Format

Send to

Choose Destination
Clin Endocrinol (Oxf). 2016 Oct;85(4):535-43. doi: 10.1111/cen.13097. Epub 2016 Jun 2.

Vitamin D treatment in Somali women living in Sweden - Two randomized, placebo-controlled studies.

Author information

1
Department of Dermatology, Sahlgrenska University Hospital, at Sahlgrenska Academy, University of Gothenburg, Gothenburg, Sweden.
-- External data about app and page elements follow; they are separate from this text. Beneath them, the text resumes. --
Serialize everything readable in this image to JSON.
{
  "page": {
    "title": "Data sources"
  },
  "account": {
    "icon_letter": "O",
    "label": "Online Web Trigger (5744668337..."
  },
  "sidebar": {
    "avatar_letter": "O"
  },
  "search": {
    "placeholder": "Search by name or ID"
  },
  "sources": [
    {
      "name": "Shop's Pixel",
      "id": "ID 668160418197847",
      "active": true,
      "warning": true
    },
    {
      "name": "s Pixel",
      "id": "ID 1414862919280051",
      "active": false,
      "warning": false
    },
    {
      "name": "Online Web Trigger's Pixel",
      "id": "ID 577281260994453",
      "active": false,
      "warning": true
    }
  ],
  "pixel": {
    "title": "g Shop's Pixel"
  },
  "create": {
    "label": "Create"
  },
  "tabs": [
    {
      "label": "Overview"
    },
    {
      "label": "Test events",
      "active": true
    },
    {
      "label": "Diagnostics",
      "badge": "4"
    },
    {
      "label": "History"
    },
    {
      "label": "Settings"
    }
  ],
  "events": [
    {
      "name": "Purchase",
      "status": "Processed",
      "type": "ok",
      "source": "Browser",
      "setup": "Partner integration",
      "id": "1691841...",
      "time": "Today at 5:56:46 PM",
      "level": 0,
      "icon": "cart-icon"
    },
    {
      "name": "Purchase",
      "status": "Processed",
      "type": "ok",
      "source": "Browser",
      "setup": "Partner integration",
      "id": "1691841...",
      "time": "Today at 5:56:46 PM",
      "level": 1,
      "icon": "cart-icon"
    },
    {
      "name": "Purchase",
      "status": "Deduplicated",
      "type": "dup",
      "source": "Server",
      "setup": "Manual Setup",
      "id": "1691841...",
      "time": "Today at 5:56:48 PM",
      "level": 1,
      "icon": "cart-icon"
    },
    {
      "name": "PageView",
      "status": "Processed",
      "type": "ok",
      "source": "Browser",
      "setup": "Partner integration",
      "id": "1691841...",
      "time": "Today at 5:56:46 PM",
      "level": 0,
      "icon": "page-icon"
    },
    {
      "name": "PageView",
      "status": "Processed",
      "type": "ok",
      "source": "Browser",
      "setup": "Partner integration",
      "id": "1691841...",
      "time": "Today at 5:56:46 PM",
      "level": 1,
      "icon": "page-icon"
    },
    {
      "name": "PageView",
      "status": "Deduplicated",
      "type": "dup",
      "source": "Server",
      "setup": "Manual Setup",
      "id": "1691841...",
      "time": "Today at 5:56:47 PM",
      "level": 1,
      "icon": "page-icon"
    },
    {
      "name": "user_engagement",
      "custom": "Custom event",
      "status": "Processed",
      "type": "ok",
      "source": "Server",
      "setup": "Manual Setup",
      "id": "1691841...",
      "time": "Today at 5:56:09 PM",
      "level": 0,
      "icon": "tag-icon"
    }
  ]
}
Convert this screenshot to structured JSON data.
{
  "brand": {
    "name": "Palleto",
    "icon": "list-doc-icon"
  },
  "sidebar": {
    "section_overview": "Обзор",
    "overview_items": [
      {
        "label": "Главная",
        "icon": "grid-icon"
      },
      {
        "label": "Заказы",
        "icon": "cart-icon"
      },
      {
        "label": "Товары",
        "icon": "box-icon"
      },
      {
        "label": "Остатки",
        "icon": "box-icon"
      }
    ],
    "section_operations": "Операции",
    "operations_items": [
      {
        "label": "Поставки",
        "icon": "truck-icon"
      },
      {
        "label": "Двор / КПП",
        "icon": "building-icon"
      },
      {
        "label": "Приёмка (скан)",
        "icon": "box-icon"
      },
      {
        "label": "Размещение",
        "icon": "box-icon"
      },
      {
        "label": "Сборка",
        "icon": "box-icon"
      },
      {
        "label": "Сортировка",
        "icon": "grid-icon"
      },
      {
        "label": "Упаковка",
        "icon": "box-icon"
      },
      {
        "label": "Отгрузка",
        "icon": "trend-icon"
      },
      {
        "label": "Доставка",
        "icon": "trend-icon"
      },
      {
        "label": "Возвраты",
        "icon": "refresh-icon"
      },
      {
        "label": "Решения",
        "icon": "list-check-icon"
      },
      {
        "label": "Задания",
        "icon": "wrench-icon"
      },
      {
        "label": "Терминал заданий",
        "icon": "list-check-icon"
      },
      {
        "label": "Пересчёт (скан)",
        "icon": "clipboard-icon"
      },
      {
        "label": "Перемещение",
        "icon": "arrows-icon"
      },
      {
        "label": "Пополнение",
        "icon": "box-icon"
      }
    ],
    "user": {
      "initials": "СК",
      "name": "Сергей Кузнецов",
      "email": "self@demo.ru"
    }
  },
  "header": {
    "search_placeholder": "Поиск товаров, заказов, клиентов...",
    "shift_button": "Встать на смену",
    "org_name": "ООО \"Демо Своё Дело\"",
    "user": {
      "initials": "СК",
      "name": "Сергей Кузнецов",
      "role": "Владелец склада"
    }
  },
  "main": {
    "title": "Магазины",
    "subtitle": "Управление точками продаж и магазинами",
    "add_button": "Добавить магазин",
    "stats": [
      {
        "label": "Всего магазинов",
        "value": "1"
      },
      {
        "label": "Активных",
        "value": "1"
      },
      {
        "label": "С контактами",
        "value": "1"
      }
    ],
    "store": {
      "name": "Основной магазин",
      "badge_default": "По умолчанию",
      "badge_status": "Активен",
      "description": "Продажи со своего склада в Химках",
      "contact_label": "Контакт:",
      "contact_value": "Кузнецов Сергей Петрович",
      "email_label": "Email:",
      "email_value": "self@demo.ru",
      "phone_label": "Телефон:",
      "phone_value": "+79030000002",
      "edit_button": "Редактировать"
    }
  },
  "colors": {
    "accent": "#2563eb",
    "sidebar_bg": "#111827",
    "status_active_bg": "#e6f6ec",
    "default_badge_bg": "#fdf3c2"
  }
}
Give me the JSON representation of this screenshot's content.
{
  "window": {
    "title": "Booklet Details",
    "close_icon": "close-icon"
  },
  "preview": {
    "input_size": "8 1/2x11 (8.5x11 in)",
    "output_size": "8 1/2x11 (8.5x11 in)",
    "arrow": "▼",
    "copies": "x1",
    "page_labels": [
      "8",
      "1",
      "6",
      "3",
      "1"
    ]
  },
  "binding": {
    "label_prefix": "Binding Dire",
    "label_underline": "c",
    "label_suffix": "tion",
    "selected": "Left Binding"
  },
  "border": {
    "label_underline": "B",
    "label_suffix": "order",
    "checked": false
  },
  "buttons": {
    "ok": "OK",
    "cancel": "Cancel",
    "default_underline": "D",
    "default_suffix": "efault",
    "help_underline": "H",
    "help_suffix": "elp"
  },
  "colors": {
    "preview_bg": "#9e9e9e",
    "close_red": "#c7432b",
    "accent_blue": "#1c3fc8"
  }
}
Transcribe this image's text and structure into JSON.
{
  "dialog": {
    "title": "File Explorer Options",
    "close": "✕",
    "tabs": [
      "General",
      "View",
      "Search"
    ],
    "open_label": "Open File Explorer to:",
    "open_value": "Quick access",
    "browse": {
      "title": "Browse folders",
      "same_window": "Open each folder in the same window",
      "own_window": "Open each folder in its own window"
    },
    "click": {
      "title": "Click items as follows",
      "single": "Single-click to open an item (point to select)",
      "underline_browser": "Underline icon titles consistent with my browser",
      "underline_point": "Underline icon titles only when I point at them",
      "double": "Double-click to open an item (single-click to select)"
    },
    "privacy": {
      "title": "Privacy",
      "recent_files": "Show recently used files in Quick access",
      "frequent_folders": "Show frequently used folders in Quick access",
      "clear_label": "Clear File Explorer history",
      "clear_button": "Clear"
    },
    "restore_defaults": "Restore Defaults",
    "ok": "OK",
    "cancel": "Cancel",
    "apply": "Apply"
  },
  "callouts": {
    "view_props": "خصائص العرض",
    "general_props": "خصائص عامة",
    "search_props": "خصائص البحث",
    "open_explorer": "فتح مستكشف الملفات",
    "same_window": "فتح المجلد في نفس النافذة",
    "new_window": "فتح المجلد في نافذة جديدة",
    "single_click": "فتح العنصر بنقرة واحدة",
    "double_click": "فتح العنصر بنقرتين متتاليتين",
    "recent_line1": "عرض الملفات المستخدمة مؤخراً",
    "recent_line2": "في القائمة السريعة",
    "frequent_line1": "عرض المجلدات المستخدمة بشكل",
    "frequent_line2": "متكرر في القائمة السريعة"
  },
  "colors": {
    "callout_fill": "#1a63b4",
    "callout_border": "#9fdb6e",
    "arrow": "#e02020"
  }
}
Amra.Osmancevic@vgregion.se.
2
Hjällbo Primary Health Care, Gothenburg, Sweden.
3
Department of Dermatology, Sahlgrenska University Hospital, at Sahlgrenska Academy, University of Gothenburg, Gothenburg, Sweden.
4
Brämhult Primary Health Care, Borås, Sweden.
5
Department of Geriatric Medicine, Södra Älvsborgs Hospital, Borås, Sweden.
6
Cleopatra Medical Centre, Gothenburg, Sweden.
7
Section for Endocrinology, Institution of Medicine, Sahlgrenska University Hospital at Sahlgrenska Academy, University of Gothenburg, Gothenburg, Sweden.

Abstract

OBJECTIVE:

There is limited information about the prevalence of vitamin D deficiency and the effects of treatment on immigrants. The effects of oral vitamin D intake and UVB treatment on vitamin D status in healthy Somali women living in Sweden were analysed.

DESIGN:

Two studies were carried out; a randomized, double-blind, placebo-controlled study, with oral drops of 800 IU and 1600 IU cholecalciferol and similar amounts of placebo given daily during 12 weeks and a single-blind, placebo-controlled study, using UVB (4·3-8·7 J/cm(2) ) or Woods lamp (placebo) on the upper body, or the face and hands.

PATIENTS:

One-hundred fourteen Somali women, mean age 34 years, latitude 0-10°N, living in Sweden >2 years, latitude 57°N, participated.

MEASUREMENTS:

Serum 25-hydroxyvitamin D (S-25(OH)D) was monitored before, every 6 weeks and at 3 months after treatment.

RESULTS:

The majority of the women (n = 83, 73%) were vitamin D-deficient, S-25(OH)D < 25 nmol/l at start. There was a dose-dependent increase in S-25(OH)D levels (P = 0·001, stratified Jonckheere-Terpstra test) with a mean increase after twelve weeks in women treated with 800 IU/day and women treated with 1600 IU/day of 18 nmol/l (95% CI: 6-29, median = 17) and 29 nmol/l (95% CI: 17-42, median = 34), respectively. S-25(OH)D decreased during follow-up but remained above baseline levels. The placebo group remained unchanged throughout the study. UVB treatment increased S-25(OH)D dose-dependently after 6 weeks (P = 0·03, Jonckheere-Terpstra test).

CONCLUSIONS:

Vitamin D deficiency was common in immigrants living at higher latitudes. Vitamin D treatment increased S-25(OH)D levels dose-dependently during 3 months. The effect was maintained for another 3 months. At least 1600 IU/day is recommended. The dropout rate was high.

PMID:
27155232
DOI:
10.1111/cen.13097
[Indexed for MEDLINE]

Supplemental Content

Full text links

Icon for Wiley
Loading ...
Support Center